Historians typically do the following:
Historians conduct research and analysis for governments, businesses, individuals, nonprofits, historical associations, and other organizations. They use a variety of sources in their work, including government and institutional records, newspapers, photographs, interviews, films, and unpublished manuscripts, such as personal diaries, letters, and other primary source documents. They also may process, catalog, and archive these documents and artifacts.
Many historians present and interpret history in order to inform or build upon public knowledge of past events. They often trace and build a historical profile of a particular person, area, idea, organization, or event. Once their research is complete, they present their findings through articles, books, reports, exhibits, websites, and educational programs.
In government, some historians conduct research to provide information on specific events or groups. Many write about the history of a particular government agency, activity, or program, such as a military operation or space missions. For example, they may research the people and events related to Operation Desert Storm.
In historical associations, historians may work with archivists, curators, and museum workers to preserve artifacts and explain the historical significance of a wide variety of subjects, such as historic buildings, religious groups, and battlegrounds. Workers with a background in history also may go into one of these occupations.
Historians need a master’s degree or Ph.D. for most positions. Many historians have a master’s degree in history or public history. Others complete degrees in related fields, such as museum studies, historical preservation, or archival management.
In addition to coursework, most master’s programs in public history and similar fields require an internship as part of the curriculum.
Research positions within the federal government and positions in academia typically require a Ph.D. Students in history Ph.D. programs usually concentrate in a specific area of history. Possible specializations include a particular country or region, period, or field, such as social, political, or cultural history.

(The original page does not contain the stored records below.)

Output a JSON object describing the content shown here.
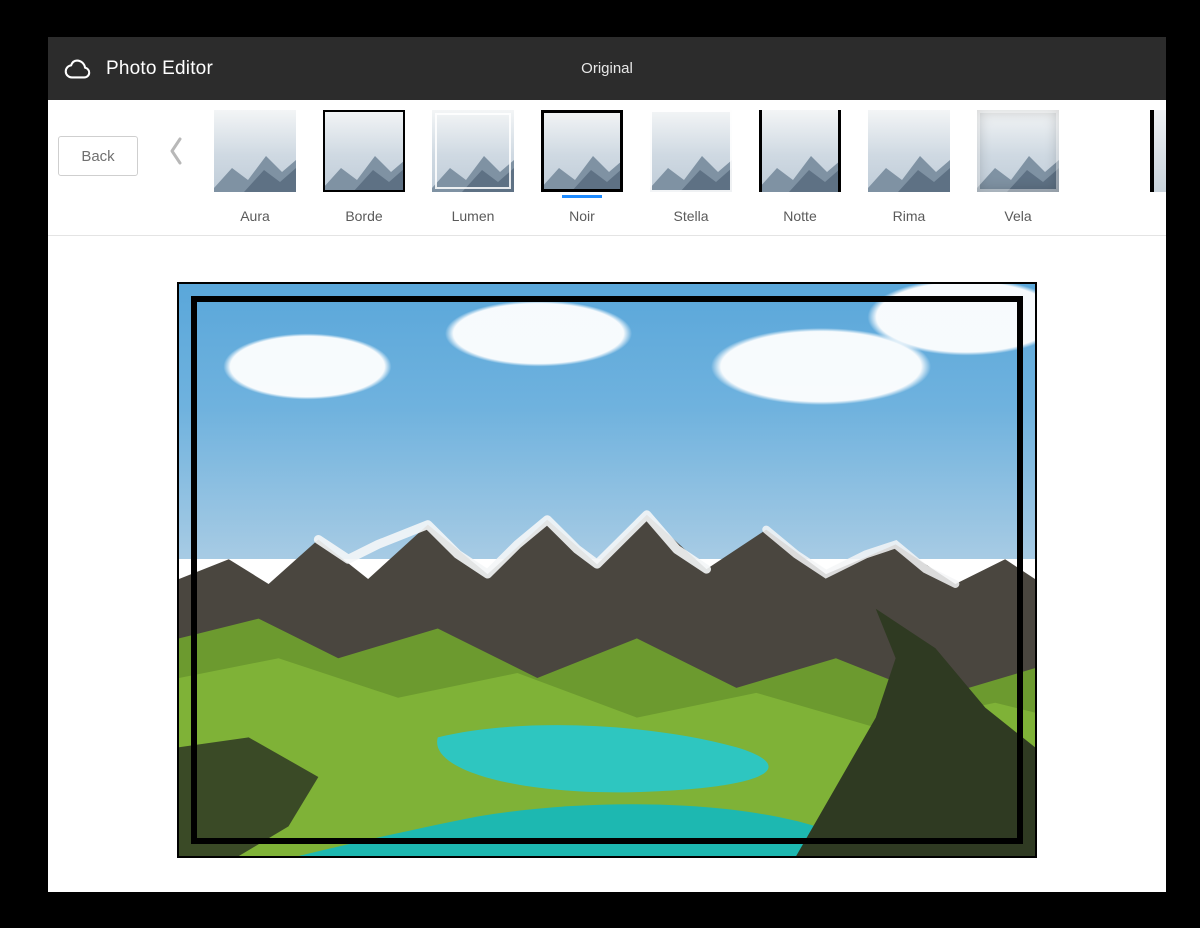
{
  "header": {
    "app_title": "Photo Editor",
    "original_tab": "Original"
  },
  "strip": {
    "back_label": "Back",
    "selected_index": 3,
    "items": [
      {
        "label": "Aura",
        "style": "aura"
      },
      {
        "label": "Borde",
        "style": "borde"
      },
      {
        "label": "Lumen",
        "style": "lumen"
      },
      {
        "label": "Noir",
        "style": "noir"
      },
      {
        "label": "Stella",
        "style": "stella"
      },
      {
        "label": "Notte",
        "style": "notte"
      },
      {
        "label": "Rima",
        "style": "rima"
      },
      {
        "label": "Vela",
        "style": "vela"
      }
    ]
  },
  "canvas": {
    "applied_frame": "Borde"
  },
  "colors": {
    "accent": "#1e8bff",
    "header_bg": "#2c2c2c"
  }
}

Candidates with a bachelor’s degree in history may qualify for entry-level positions at museums, historical associations, or other small organizations. However, most bachelor’s degree holders usually work outside of traditional historian jobs—for example, jobs in education, communications, law, business, publishing, or journalism.